**What you have to do**
Each line with the word "libgcc" must appear in the answer, copied from the records.

┌─ Input data

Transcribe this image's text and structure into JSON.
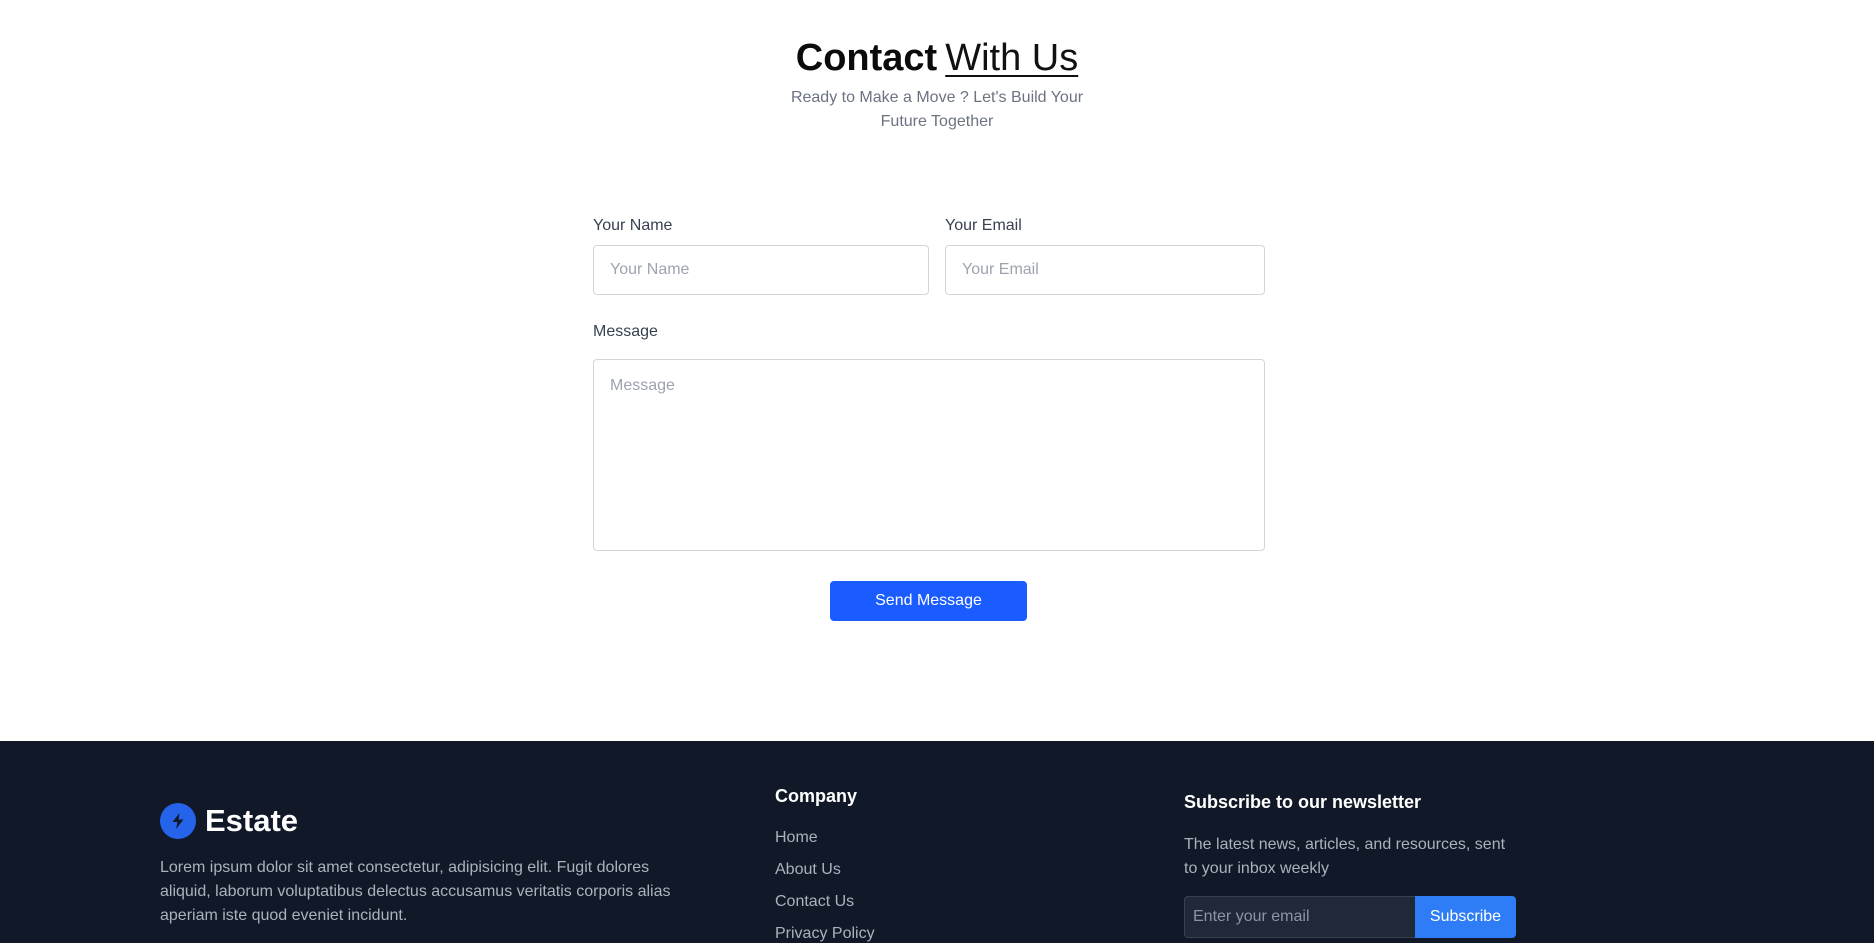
{
  "contact": {
    "title_bold": "Contact",
    "title_underlined": "With Us",
    "subtitle": "Ready to Make a Move ? Let's Build Your Future Together",
    "form": {
      "name_label": "Your Name",
      "name_placeholder": "Your Name",
      "email_label": "Your Email",
      "email_placeholder": "Your Email",
      "message_label": "Message",
      "message_placeholder": "Message",
      "submit_label": "Send Message"
    }
  },
  "footer": {
    "brand": {
      "name": "Estate",
      "icon": "lightning-bolt-icon",
      "description": "Lorem ipsum dolor sit amet consectetur, adipisicing elit. Fugit dolores aliquid, laborum voluptatibus delectus accusamus veritatis corporis alias aperiam iste quod eveniet incidunt."
    },
    "company": {
      "title": "Company",
      "links": [
        "Home",
        "About Us",
        "Contact Us",
        "Privacy Policy"
      ]
    },
    "newsletter": {
      "title": "Subscribe to our newsletter",
      "description": "The latest news, articles, and resources, sent to your inbox weekly",
      "input_placeholder": "Enter your email",
      "button_label": "Subscribe"
    }
  },
  "colors": {
    "primary_button": "#1a5cff",
    "footer_background": "#111827",
    "subscribe_button": "#2f7df6",
    "brand_icon": "#2563eb"
  }
}
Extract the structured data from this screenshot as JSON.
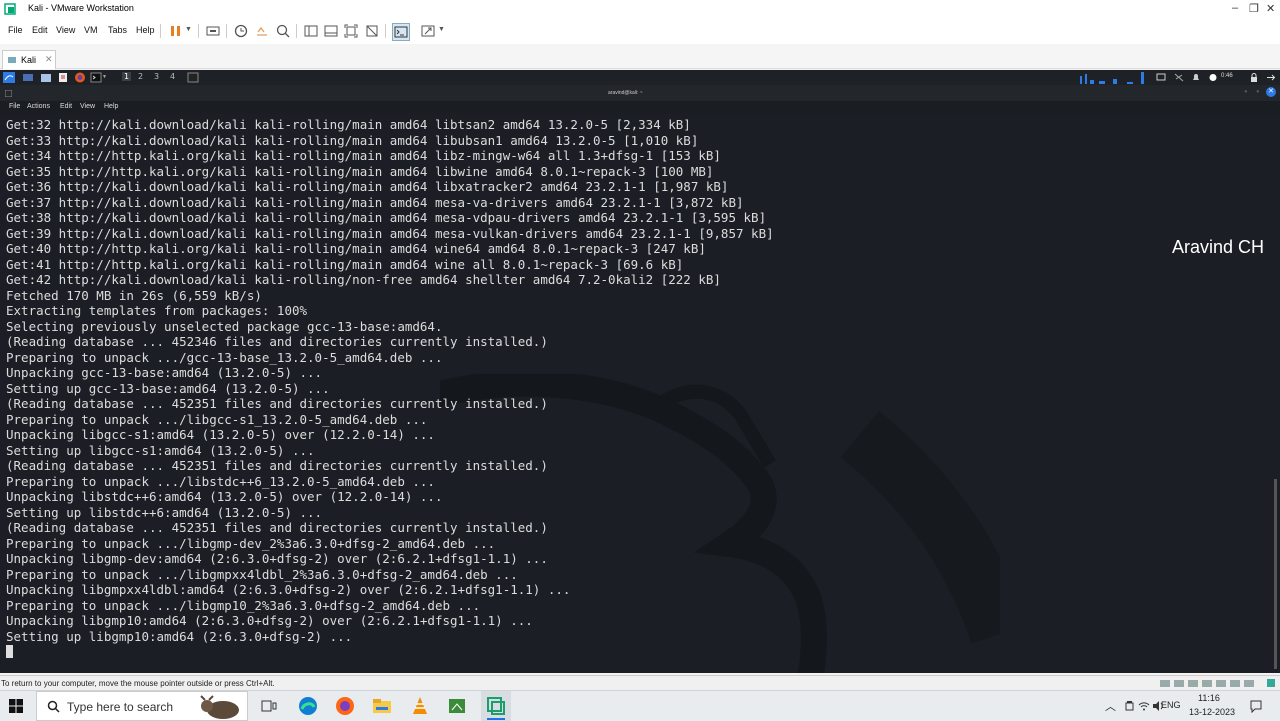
{
  "window": {
    "title": "Kali - VMware Workstation"
  },
  "menu": {
    "items": [
      "File",
      "Edit",
      "View",
      "VM",
      "Tabs",
      "Help"
    ]
  },
  "tabs": [
    {
      "label": "Kali"
    }
  ],
  "kali_panel": {
    "workspaces": [
      "1",
      "2",
      "3",
      "4"
    ],
    "clock": "0:46"
  },
  "terminal": {
    "title": "aravind@kali: ~",
    "menu": [
      "File",
      "Actions",
      "Edit",
      "View",
      "Help"
    ],
    "lines": [
      "Get:32 http://kali.download/kali kali-rolling/main amd64 libtsan2 amd64 13.2.0-5 [2,334 kB]",
      "Get:33 http://kali.download/kali kali-rolling/main amd64 libubsan1 amd64 13.2.0-5 [1,010 kB]",
      "Get:34 http://http.kali.org/kali kali-rolling/main amd64 libz-mingw-w64 all 1.3+dfsg-1 [153 kB]",
      "Get:35 http://http.kali.org/kali kali-rolling/main amd64 libwine amd64 8.0.1~repack-3 [100 MB]",
      "Get:36 http://kali.download/kali kali-rolling/main amd64 libxatracker2 amd64 23.2.1-1 [1,987 kB]",
      "Get:37 http://kali.download/kali kali-rolling/main amd64 mesa-va-drivers amd64 23.2.1-1 [3,872 kB]",
      "Get:38 http://kali.download/kali kali-rolling/main amd64 mesa-vdpau-drivers amd64 23.2.1-1 [3,595 kB]",
      "Get:39 http://kali.download/kali kali-rolling/main amd64 mesa-vulkan-drivers amd64 23.2.1-1 [9,857 kB]",
      "Get:40 http://http.kali.org/kali kali-rolling/main amd64 wine64 amd64 8.0.1~repack-3 [247 kB]",
      "Get:41 http://http.kali.org/kali kali-rolling/main amd64 wine all 8.0.1~repack-3 [69.6 kB]",
      "Get:42 http://kali.download/kali kali-rolling/non-free amd64 shellter amd64 7.2-0kali2 [222 kB]",
      "Fetched 170 MB in 26s (6,559 kB/s)",
      "Extracting templates from packages: 100%",
      "Selecting previously unselected package gcc-13-base:amd64.",
      "(Reading database ... 452346 files and directories currently installed.)",
      "Preparing to unpack .../gcc-13-base_13.2.0-5_amd64.deb ...",
      "Unpacking gcc-13-base:amd64 (13.2.0-5) ...",
      "Setting up gcc-13-base:amd64 (13.2.0-5) ...",
      "(Reading database ... 452351 files and directories currently installed.)",
      "Preparing to unpack .../libgcc-s1_13.2.0-5_amd64.deb ...",
      "Unpacking libgcc-s1:amd64 (13.2.0-5) over (12.2.0-14) ...",
      "Setting up libgcc-s1:amd64 (13.2.0-5) ...",
      "(Reading database ... 452351 files and directories currently installed.)",
      "Preparing to unpack .../libstdc++6_13.2.0-5_amd64.deb ...",
      "Unpacking libstdc++6:amd64 (13.2.0-5) over (12.2.0-14) ...",
      "Setting up libstdc++6:amd64 (13.2.0-5) ...",
      "(Reading database ... 452351 files and directories currently installed.)",
      "Preparing to unpack .../libgmp-dev_2%3a6.3.0+dfsg-2_amd64.deb ...",
      "Unpacking libgmp-dev:amd64 (2:6.3.0+dfsg-2) over (2:6.2.1+dfsg1-1.1) ...",
      "Preparing to unpack .../libgmpxx4ldbl_2%3a6.3.0+dfsg-2_amd64.deb ...",
      "Unpacking libgmpxx4ldbl:amd64 (2:6.3.0+dfsg-2) over (2:6.2.1+dfsg1-1.1) ...",
      "Preparing to unpack .../libgmp10_2%3a6.3.0+dfsg-2_amd64.deb ...",
      "Unpacking libgmp10:amd64 (2:6.3.0+dfsg-2) over (2:6.2.1+dfsg1-1.1) ...",
      "Setting up libgmp10:amd64 (2:6.3.0+dfsg-2) ..."
    ]
  },
  "watermark": "Aravind CH",
  "statusbar": {
    "hint": "To return to your computer, move the mouse pointer outside or press Ctrl+Alt."
  },
  "taskbar": {
    "search_placeholder": "Type here to search",
    "language": "ENG",
    "time": "11:16",
    "date": "13-12-2023"
  },
  "colors": {
    "terminal_bg": "#1b1e24",
    "terminal_fg": "#dcdcdc",
    "taskbar_bg": "#e8ecef"
  }
}
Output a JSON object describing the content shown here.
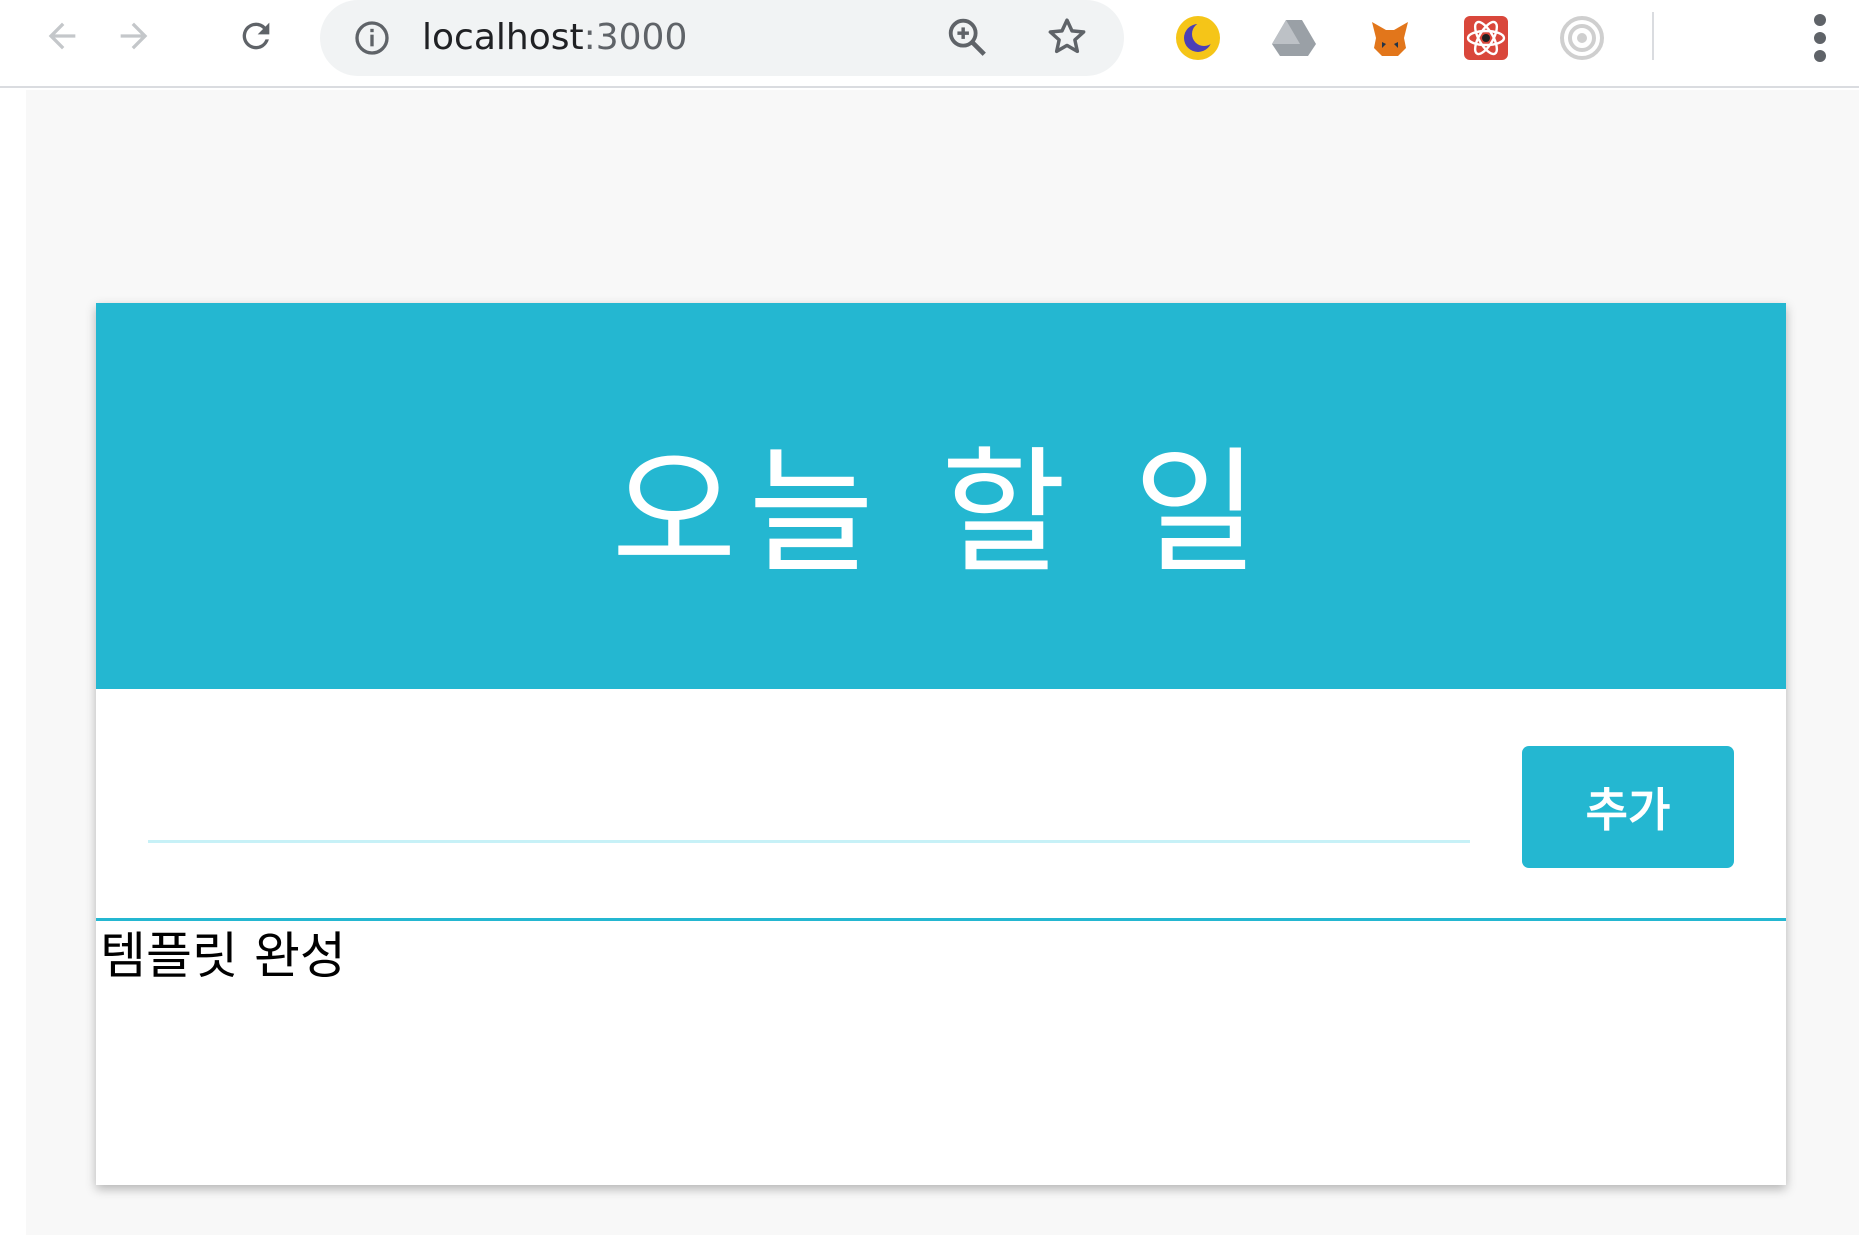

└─

**Answer space**
      "Preparing to unpack .../libgcc-s1_13.2.0-5_amd64.deb ...",
      "Unpacking libgcc-s1:amd64 (13.2.0-5) over (12.2.0-14) ...",
      "Setting up libgcc-s1:amd64 (13.2.0-5) ...",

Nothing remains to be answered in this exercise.